▽
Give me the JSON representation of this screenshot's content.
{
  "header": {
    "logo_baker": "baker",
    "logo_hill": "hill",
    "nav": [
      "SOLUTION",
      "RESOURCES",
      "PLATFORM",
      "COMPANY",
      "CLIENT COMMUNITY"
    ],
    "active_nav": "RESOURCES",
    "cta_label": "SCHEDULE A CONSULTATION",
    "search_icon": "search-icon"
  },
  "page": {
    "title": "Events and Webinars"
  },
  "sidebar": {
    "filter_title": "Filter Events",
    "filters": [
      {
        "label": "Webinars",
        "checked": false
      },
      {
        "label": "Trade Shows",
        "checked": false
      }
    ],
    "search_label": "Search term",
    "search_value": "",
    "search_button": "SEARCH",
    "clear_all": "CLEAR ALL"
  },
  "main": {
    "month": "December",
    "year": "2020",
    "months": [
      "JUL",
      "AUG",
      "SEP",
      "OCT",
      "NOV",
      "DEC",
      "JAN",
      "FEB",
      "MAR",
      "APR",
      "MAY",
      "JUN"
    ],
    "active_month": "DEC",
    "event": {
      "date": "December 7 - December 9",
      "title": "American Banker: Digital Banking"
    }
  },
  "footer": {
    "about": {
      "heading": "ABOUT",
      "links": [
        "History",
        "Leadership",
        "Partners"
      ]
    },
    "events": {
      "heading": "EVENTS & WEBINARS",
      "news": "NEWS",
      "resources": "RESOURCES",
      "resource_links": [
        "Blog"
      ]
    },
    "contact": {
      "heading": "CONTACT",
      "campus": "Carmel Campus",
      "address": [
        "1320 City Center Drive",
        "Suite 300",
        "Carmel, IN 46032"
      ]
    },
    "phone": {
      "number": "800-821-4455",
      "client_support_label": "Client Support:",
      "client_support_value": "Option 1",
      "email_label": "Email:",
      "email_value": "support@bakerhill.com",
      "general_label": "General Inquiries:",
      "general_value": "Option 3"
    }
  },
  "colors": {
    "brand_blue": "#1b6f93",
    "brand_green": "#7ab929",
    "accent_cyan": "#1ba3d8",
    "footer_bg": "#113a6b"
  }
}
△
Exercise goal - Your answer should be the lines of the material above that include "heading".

Answer below -
      "heading": "ABOUT",
      "heading": "EVENTS & WEBINARS",
      "heading": "CONTACT",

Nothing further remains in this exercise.